[Work task] Every record below is to be retyped exactly, with any pictures left out.

[Source material]
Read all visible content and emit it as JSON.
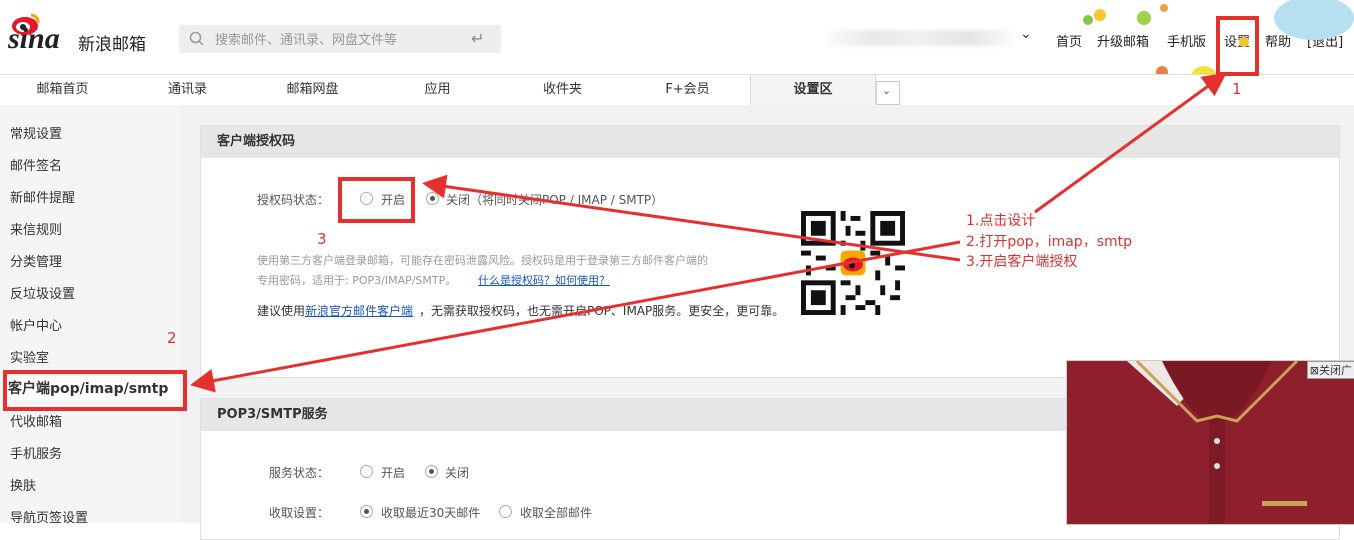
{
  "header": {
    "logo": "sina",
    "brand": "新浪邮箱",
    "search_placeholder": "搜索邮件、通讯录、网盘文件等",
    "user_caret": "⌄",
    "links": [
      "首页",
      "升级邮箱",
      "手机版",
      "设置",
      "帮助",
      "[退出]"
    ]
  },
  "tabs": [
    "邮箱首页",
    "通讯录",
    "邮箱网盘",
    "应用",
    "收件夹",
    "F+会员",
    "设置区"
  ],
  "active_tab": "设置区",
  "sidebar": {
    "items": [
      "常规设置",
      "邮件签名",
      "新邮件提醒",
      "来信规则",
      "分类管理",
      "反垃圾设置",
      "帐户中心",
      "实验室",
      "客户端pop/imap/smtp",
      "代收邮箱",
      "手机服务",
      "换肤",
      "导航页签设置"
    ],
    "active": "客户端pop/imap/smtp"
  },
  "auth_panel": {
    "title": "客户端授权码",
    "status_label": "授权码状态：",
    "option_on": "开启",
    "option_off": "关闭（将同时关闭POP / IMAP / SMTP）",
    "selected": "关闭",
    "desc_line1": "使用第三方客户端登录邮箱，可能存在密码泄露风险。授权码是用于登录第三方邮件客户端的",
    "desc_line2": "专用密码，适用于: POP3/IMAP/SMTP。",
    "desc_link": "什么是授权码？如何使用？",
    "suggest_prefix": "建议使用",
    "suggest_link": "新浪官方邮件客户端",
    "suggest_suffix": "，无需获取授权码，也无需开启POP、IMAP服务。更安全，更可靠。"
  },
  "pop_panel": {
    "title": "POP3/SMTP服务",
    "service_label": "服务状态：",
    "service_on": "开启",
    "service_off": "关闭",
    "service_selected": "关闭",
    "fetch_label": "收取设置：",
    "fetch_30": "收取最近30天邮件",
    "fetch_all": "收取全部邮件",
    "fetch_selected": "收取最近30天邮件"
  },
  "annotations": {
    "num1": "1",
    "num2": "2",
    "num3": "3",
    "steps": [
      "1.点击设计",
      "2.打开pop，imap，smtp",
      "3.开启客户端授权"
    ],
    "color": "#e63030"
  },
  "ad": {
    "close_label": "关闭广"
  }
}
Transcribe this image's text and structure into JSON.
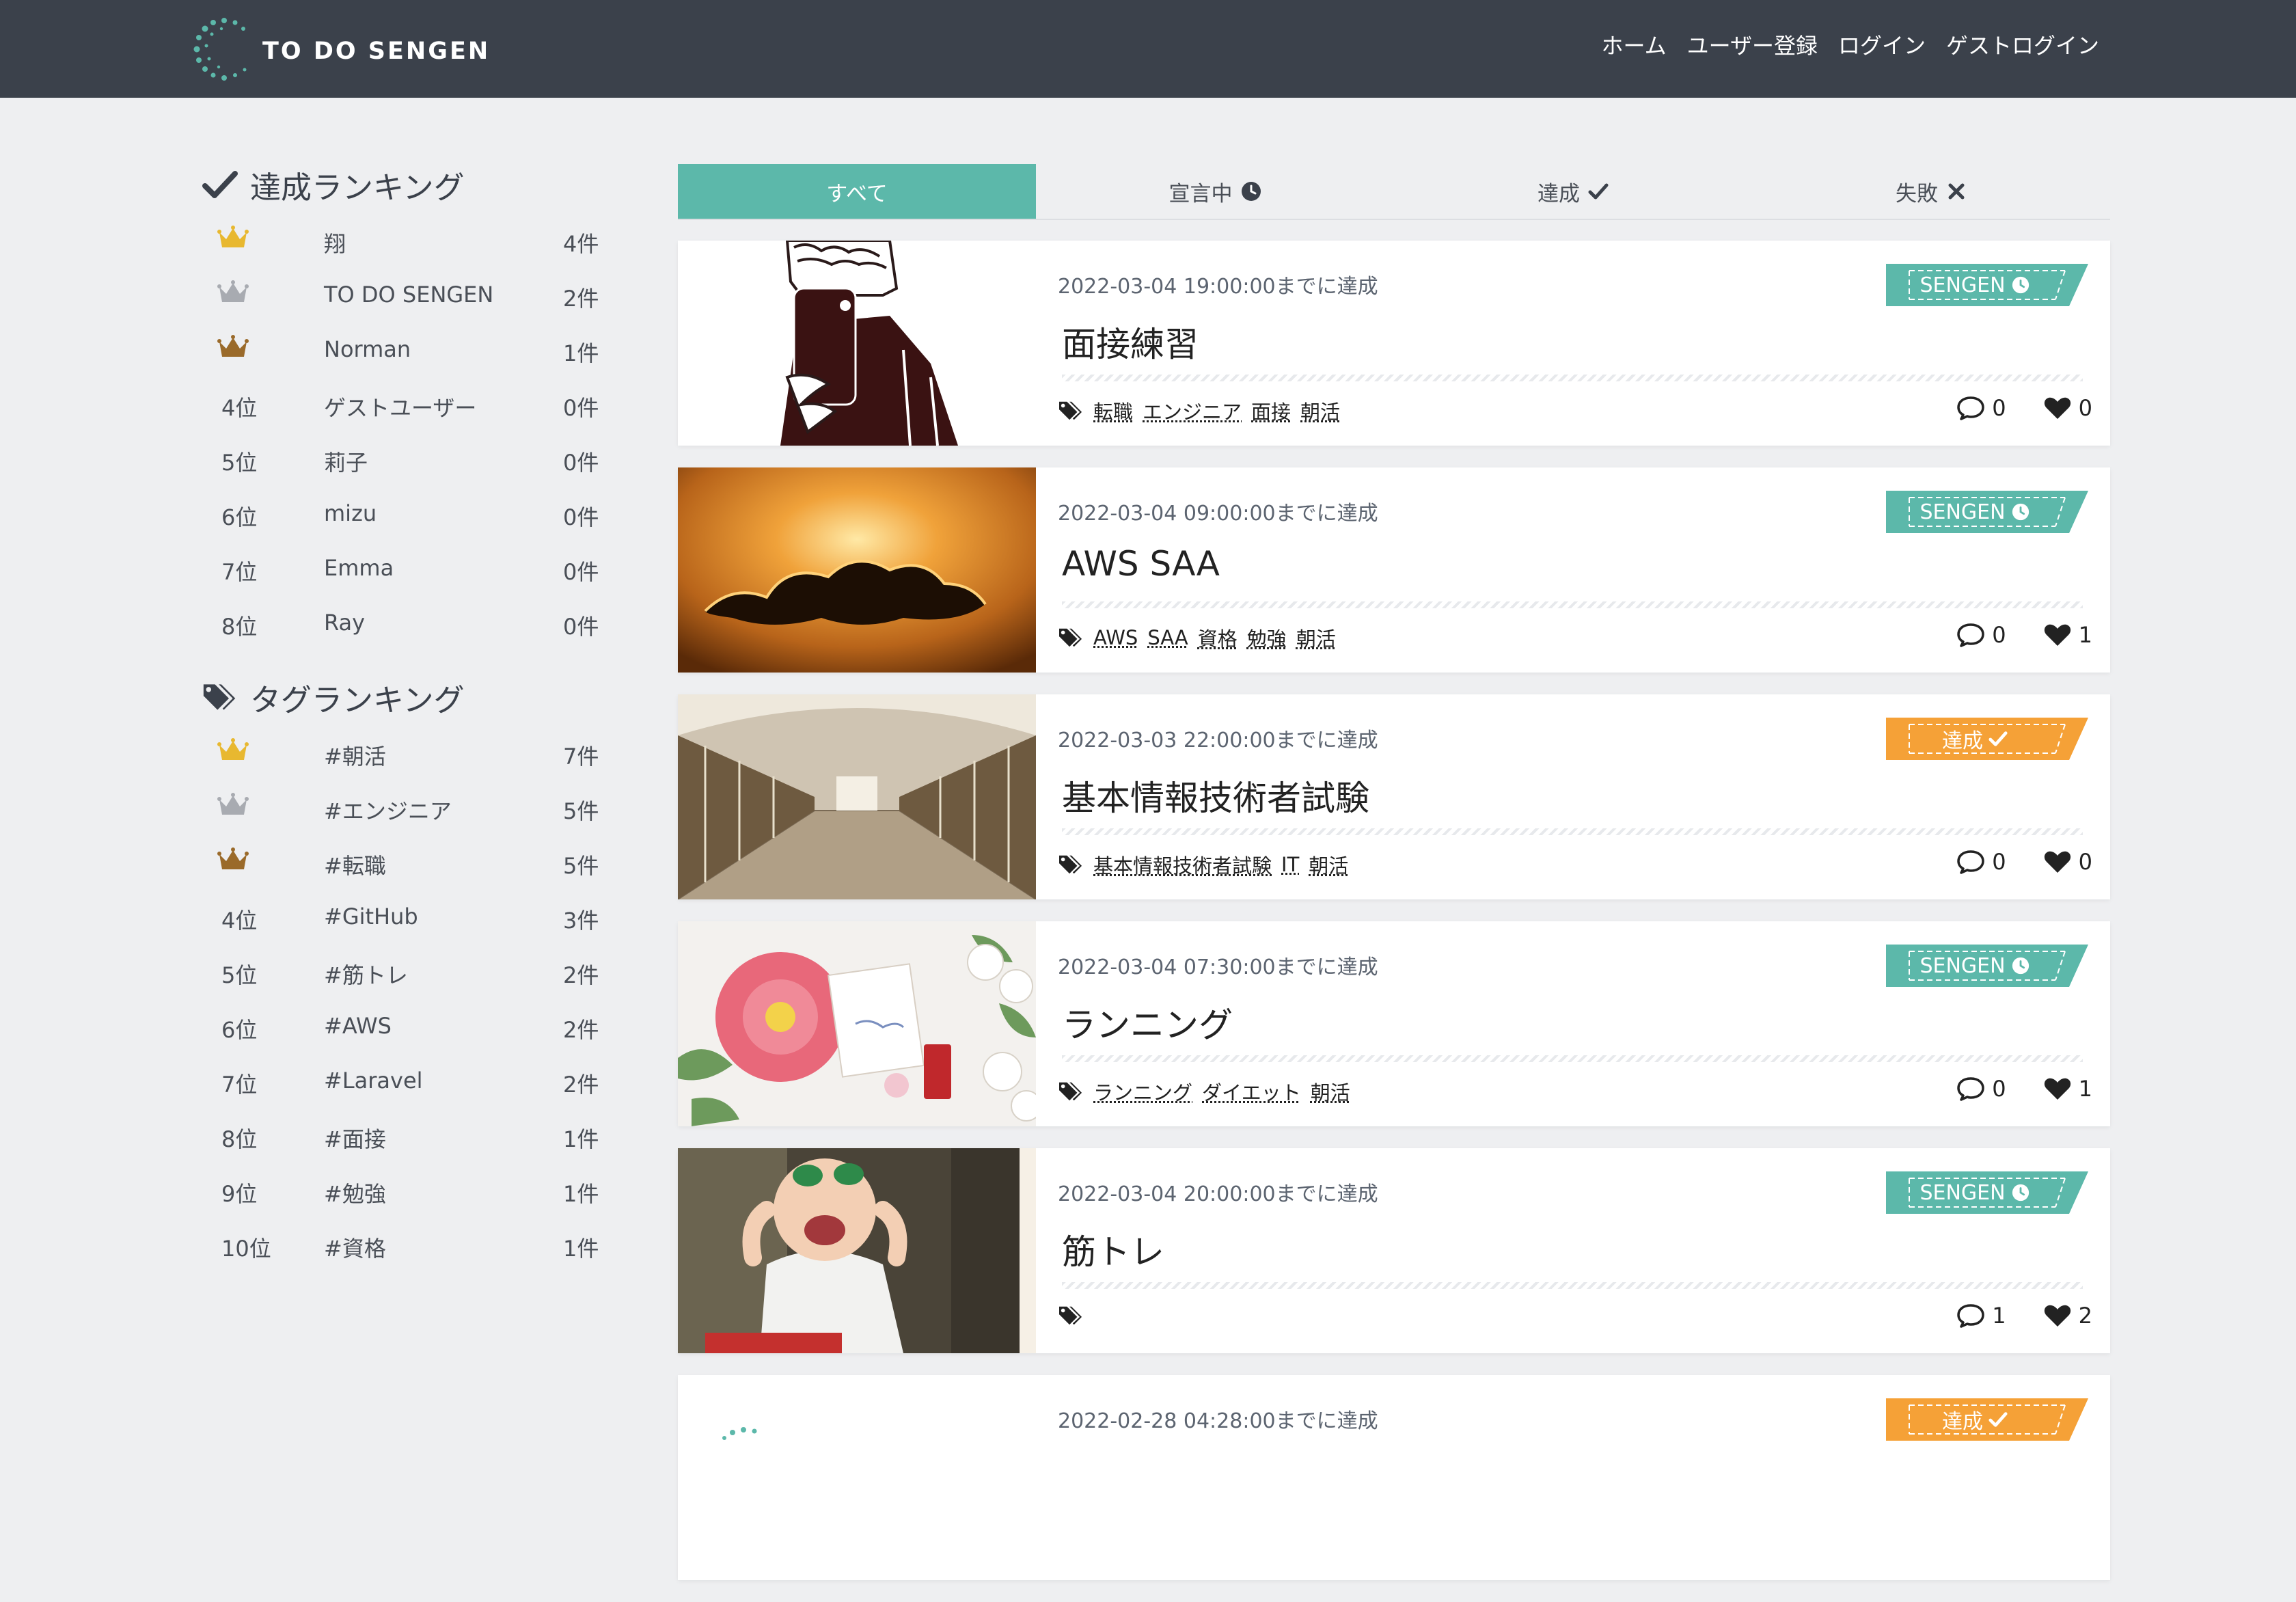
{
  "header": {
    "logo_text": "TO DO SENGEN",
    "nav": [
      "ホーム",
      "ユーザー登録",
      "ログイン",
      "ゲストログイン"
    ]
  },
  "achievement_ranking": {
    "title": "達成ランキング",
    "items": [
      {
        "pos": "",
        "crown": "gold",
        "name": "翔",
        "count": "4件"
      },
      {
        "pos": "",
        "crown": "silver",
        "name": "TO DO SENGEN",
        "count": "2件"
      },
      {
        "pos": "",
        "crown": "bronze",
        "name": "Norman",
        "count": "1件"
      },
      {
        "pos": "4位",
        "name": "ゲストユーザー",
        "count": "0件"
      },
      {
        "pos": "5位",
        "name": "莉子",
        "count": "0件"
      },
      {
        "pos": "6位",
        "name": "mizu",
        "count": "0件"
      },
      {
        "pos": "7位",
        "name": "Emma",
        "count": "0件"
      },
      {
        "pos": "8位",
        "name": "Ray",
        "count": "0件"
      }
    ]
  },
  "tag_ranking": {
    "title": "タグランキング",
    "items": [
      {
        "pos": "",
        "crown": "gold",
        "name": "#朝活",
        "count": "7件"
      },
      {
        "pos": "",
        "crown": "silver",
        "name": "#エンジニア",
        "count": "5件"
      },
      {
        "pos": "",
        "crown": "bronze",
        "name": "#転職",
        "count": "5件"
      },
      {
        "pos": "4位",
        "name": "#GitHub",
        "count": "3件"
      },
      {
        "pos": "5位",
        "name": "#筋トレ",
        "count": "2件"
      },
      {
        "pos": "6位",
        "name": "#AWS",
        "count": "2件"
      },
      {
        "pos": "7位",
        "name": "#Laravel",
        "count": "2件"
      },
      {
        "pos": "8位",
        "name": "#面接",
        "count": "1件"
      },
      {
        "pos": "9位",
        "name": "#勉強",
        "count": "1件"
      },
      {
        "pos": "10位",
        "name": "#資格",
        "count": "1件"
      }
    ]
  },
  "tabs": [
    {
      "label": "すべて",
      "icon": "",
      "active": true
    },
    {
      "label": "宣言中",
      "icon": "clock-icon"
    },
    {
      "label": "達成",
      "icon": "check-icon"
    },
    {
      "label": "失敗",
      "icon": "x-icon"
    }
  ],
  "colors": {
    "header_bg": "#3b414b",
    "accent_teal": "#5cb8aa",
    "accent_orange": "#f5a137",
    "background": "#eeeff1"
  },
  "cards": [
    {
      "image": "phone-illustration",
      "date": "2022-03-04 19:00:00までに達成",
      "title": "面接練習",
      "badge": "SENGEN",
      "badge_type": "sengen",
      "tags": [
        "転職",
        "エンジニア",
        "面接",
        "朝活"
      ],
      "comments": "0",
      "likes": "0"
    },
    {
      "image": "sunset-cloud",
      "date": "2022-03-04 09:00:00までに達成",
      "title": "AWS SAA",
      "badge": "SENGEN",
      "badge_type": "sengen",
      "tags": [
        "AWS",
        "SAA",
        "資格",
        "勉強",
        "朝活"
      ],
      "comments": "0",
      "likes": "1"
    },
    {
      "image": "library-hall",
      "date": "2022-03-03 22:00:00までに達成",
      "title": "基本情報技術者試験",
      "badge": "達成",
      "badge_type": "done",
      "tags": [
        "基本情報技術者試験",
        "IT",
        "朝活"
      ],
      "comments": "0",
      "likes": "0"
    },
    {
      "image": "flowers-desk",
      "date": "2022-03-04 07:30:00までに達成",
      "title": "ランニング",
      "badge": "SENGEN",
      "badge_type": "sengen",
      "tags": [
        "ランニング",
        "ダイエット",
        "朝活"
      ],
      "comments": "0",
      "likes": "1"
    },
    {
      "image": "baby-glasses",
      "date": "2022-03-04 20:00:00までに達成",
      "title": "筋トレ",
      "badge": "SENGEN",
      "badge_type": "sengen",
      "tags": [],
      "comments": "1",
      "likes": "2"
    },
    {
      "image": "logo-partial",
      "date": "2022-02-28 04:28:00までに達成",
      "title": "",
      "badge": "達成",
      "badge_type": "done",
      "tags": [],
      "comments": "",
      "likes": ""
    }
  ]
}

[Result of the exercise]
Read all visible content and emit it as JSON.
{
  "header": {
    "logo": "sina",
    "brand": "新浪邮箱",
    "search_placeholder": "搜索邮件、通讯录、网盘文件等",
    "user_caret": "⌄",
    "links": [
      "首页",
      "升级邮箱",
      "手机版",
      "设置",
      "帮助",
      "[退出]"
    ]
  },
  "tabs": [
    "邮箱首页",
    "通讯录",
    "邮箱网盘",
    "应用",
    "收件夹",
    "F+会员",
    "设置区"
  ],
  "active_tab": "设置区",
  "sidebar": {
    "items": [
      "常规设置",
      "邮件签名",
      "新邮件提醒",
      "来信规则",
      "分类管理",
      "反垃圾设置",
      "帐户中心",
      "实验室",
      "客户端pop/imap/smtp",
      "代收邮箱",
      "手机服务",
      "换肤",
      "导航页签设置"
    ],
    "active": "客户端pop/imap/smtp"
  },
  "auth_panel": {
    "title": "客户端授权码",
    "status_label": "授权码状态：",
    "option_on": "开启",
    "option_off": "关闭（将同时关闭POP / IMAP / SMTP）",
    "selected": "关闭",
    "desc_line1": "使用第三方客户端登录邮箱，可能存在密码泄露风险。授权码是用于登录第三方邮件客户端的",
    "desc_line2": "专用密码，适用于: POP3/IMAP/SMTP。",
    "desc_link": "什么是授权码？如何使用？",
    "suggest_prefix": "建议使用",
    "suggest_link": "新浪官方邮件客户端",
    "suggest_suffix": "，无需获取授权码，也无需开启POP、IMAP服务。更安全，更可靠。"
  },
  "pop_panel": {
    "title": "POP3/SMTP服务",
    "service_label": "服务状态：",
    "service_on": "开启",
    "service_off": "关闭",
    "service_selected": "关闭",
    "fetch_label": "收取设置：",
    "fetch_30": "收取最近30天邮件",
    "fetch_all": "收取全部邮件",
    "fetch_selected": "收取最近30天邮件"
  },
  "annotations": {
    "num1": "1",
    "num2": "2",
    "num3": "3",
    "steps": [
      "1.点击设计",
      "2.打开pop，imap，smtp",
      "3.开启客户端授权"
    ],
    "color": "#e63030"
  },
  "ad": {
    "close_label": "关闭广"
  }
}
Transcribe this image's text and structure into JSON.
{
  "header": {
    "logo_text": "TO DO SENGEN",
    "nav": [
      "ホーム",
      "ユーザー登録",
      "ログイン",
      "ゲストログイン"
    ]
  },
  "achievement_ranking": {
    "title": "達成ランキング",
    "items": [
      {
        "pos": "",
        "crown": "gold",
        "name": "翔",
        "count": "4件"
      },
      {
        "pos": "",
        "crown": "silver",
        "name": "TO DO SENGEN",
        "count": "2件"
      },
      {
        "pos": "",
        "crown": "bronze",
        "name": "Norman",
        "count": "1件"
      },
      {
        "pos": "4位",
        "name": "ゲストユーザー",
        "count": "0件"
      },
      {
        "pos": "5位",
        "name": "莉子",
        "count": "0件"
      },
      {
        "pos": "6位",
        "name": "mizu",
        "count": "0件"
      },
      {
        "pos": "7位",
        "name": "Emma",
        "count": "0件"
      },
      {
        "pos": "8位",
        "name": "Ray",
        "count": "0件"
      }
    ]
  },
  "tag_ranking": {
    "title": "タグランキング",
    "items": [
      {
        "pos": "",
        "crown": "gold",
        "name": "#朝活",
        "count": "7件"
      },
      {
        "pos": "",
        "crown": "silver",
        "name": "#エンジニア",
        "count": "5件"
      },
      {
        "pos": "",
        "crown": "bronze",
        "name": "#転職",
        "count": "5件"
      },
      {
        "pos": "4位",
        "name": "#GitHub",
        "count": "3件"
      },
      {
        "pos": "5位",
        "name": "#筋トレ",
        "count": "2件"
      },
      {
        "pos": "6位",
        "name": "#AWS",
        "count": "2件"
      },
      {
        "pos": "7位",
        "name": "#Laravel",
        "count": "2件"
      },
      {
        "pos": "8位",
        "name": "#面接",
        "count": "1件"
      },
      {
        "pos": "9位",
        "name": "#勉強",
        "count": "1件"
      },
      {
        "pos": "10位",
        "name": "#資格",
        "count": "1件"
      }
    ]
  },
  "tabs": [
    {
      "label": "すべて",
      "icon": "",
      "active": true
    },
    {
      "label": "宣言中",
      "icon": "clock-icon"
    },
    {
      "label": "達成",
      "icon": "check-icon"
    },
    {
      "label": "失敗",
      "icon": "x-icon"
    }
  ],
  "colors": {
    "header_bg": "#3b414b",
    "accent_teal": "#5cb8aa",
    "accent_orange": "#f5a137",
    "background": "#eeeff1"
  },
  "cards": [
    {
      "image": "phone-illustration",
      "date": "2022-03-04 19:00:00までに達成",
      "title": "面接練習",
      "badge": "SENGEN",
      "badge_type": "sengen",
      "tags": [
        "転職",
        "エンジニア",
        "面接",
        "朝活"
      ],
      "comments": "0",
      "likes": "0"
    },
    {
      "image": "sunset-cloud",
      "date": "2022-03-04 09:00:00までに達成",
      "title": "AWS SAA",
      "badge": "SENGEN",
      "badge_type": "sengen",
      "tags": [
        "AWS",
        "SAA",
        "資格",
        "勉強",
        "朝活"
      ],
      "comments": "0",
      "likes": "1"
    },
    {
      "image": "library-hall",
      "date": "2022-03-03 22:00:00までに達成",
      "title": "基本情報技術者試験",
      "badge": "達成",
      "badge_type": "done",
      "tags": [
        "基本情報技術者試験",
        "IT",
        "朝活"
      ],
      "comments": "0",
      "likes": "0"
    },
    {
      "image": "flowers-desk",
      "date": "2022-03-04 07:30:00までに達成",
      "title": "ランニング",
      "badge": "SENGEN",
      "badge_type": "sengen",
      "tags": [
        "ランニング",
        "ダイエット",
        "朝活"
      ],
      "comments": "0",
      "likes": "1"
    },
    {
      "image": "baby-glasses",
      "date": "2022-03-04 20:00:00までに達成",
      "title": "筋トレ",
      "badge": "SENGEN",
      "badge_type": "sengen",
      "tags": [],
      "comments": "1",
      "likes": "2"
    },
    {
      "image": "logo-partial",
      "date": "2022-02-28 04:28:00までに達成",
      "title": "",
      "badge": "達成",
      "badge_type": "done",
      "tags": [],
      "comments": "",
      "likes": ""
    }
  ]
}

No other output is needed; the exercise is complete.